Free-standing ER Across From Former St. Vincent’s Poised to Open Next Week

Freestanding ER joins influx of urgent care providers that opened in the wake of St. Vincent's closing

The first floor with house the "HealthPlex."

The first floor with house the “HealthPlex.”

Since St. Vincent’s hospital closed in 2010, Manhattan’s lower West Side has been without 24/7 emergency care. (Though a number of urgent care centers eager to serve the area’s affluent, well-insured patients have opened in the intervening years.) But next week, North Shore-LIJ is expected to debut a freestanding emergency center, Manhattan’s first, in the 160,000-square-foot O’Toole building on Seventh Avenue between 12th and 13th Streets.

Located across from the site of the former St. Vincent’s, which has been converted to a luxury condo complex by the Rudin group, the “HealthPlex,” as the center is dubbed, is equipped to handle up to 45,000 patients a year, according to a release, and will operate as an extension of Lenox Hill Hospital on the Upper East Side (also a North Shore-LIJ affiliate).

In tandem with the many urgent care centers that have opened in the wake of St. Vincent’s closure—Continuum has established a foothold in Chelsea and the West Village by affiliating with many of the medical practices and outpatient clinics there; The New York Times counted a dozen in 2010—the HealthPlex is something of a test case for the future of health care in the city: can urgent care centers, specialty clinics and free-standing ERs fill the void left by hospital closures? The question is particularly apt as Fortis and SUNY move to close a deal for the developer to take over LICH, a deal that will not yield a full-service hospital at the Brooklyn site.

Closure is a fate that also seems likely to befall the borough’s other hospitals, a number of which have been struggling to remain solvent. Among the top priorities of the Affordable Care Act are reducing repeat visits to emergency rooms and improving preventative care while reducing costly hospitalizations, a shift that is likely to prove financially-challenging for hospitals already struggling to fill beds. (Empty beds and an ER that served many patients who did not need emergency care were two of the major factors that weakened St. Vincent’s and led to its collapse.)

Besides providing urgent care, the ER is also slated to offer additional medical services as early as 2015—ambulatory surgery, outpatient rehabilitation, imaging, health and wellness services, home care and medical specialty practices.
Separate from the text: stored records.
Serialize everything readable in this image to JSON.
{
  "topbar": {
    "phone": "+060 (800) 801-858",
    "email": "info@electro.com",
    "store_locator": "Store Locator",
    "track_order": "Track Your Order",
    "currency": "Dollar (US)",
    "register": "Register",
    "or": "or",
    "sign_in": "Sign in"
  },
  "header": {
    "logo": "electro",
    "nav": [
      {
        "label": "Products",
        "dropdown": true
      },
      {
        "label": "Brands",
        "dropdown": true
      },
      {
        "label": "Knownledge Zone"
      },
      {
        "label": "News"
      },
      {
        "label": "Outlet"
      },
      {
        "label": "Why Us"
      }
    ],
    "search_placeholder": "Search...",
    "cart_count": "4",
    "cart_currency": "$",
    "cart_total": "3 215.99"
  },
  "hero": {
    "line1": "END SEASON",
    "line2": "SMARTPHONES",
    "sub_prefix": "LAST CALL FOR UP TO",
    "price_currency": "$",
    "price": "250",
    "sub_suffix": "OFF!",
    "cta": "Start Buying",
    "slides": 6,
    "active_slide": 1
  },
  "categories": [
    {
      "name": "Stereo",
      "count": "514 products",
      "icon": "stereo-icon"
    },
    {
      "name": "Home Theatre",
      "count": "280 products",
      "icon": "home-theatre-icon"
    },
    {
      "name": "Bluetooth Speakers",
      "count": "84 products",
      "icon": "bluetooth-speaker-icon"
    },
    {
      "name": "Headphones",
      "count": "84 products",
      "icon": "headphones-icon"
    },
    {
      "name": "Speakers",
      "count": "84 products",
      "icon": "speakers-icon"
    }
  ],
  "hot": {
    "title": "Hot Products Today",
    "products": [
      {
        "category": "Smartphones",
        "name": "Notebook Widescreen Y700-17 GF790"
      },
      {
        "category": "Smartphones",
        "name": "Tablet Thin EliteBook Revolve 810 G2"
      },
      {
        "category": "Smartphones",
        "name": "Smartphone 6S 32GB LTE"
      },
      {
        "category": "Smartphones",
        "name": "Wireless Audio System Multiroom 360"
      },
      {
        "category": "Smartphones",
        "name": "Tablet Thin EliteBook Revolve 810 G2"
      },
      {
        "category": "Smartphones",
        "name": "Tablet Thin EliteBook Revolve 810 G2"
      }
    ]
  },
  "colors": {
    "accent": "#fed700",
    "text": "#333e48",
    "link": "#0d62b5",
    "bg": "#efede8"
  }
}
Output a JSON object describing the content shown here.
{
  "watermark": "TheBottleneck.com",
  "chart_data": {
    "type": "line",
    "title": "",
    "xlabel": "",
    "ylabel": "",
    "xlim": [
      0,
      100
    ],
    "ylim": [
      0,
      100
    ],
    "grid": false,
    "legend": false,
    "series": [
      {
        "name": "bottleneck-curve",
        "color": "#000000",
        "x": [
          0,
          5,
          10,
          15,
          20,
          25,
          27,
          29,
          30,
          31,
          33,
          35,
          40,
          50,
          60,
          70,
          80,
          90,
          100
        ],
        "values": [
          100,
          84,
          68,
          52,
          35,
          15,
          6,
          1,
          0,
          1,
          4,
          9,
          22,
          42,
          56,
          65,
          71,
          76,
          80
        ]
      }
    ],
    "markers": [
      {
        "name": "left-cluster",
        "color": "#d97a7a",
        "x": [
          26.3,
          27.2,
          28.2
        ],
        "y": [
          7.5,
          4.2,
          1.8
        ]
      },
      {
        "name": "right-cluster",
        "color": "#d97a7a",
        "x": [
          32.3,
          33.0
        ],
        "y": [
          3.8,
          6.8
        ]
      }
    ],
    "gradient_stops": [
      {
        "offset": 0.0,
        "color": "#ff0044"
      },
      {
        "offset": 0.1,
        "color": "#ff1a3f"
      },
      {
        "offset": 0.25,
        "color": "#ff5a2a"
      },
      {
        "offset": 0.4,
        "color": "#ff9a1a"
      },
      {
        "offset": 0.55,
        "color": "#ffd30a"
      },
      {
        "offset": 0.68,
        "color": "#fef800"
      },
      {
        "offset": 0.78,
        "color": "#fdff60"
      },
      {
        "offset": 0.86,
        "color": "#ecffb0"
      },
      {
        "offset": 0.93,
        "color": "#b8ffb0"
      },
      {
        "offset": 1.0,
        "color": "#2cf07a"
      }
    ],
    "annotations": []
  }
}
There will also be an onsite ambulance for patients who require hospitalization. The HealthPlex will open with more than 150 healthcare professionals and plans to add more as new programs launch.

Still, as a doctor told NY1 last month, without an operating room, emergency service will be somewhat limited: “If you have appendicitis, while the emergency department will stabilize you, you have to have your appendix removed, and that has to happen in an operating room… we would just send you in an ambulance to the operating room at the hospital of your choice.”

It remains to be seen whether the ER’s opening will assuage the concerns of community members who still believe that a hospital is needed at the site. Another challenge may be attracting patients who have become accustomed to treating their ailments at one of the many other urgent care centers nearby.

As The New York Times reported in 2010, North Shore closed an interim clinic that it had received a $9.4 million state grant to open in Chelsea, after it attracted an average of only two patients a day.

Speaking to The Times, a hospital spokeswoman attributed the closure to the clinic’s limited hours—not be a concern with the 24/7 HealthPlex—”and ‘the proliferation of urgent care’ in the neighborhood.”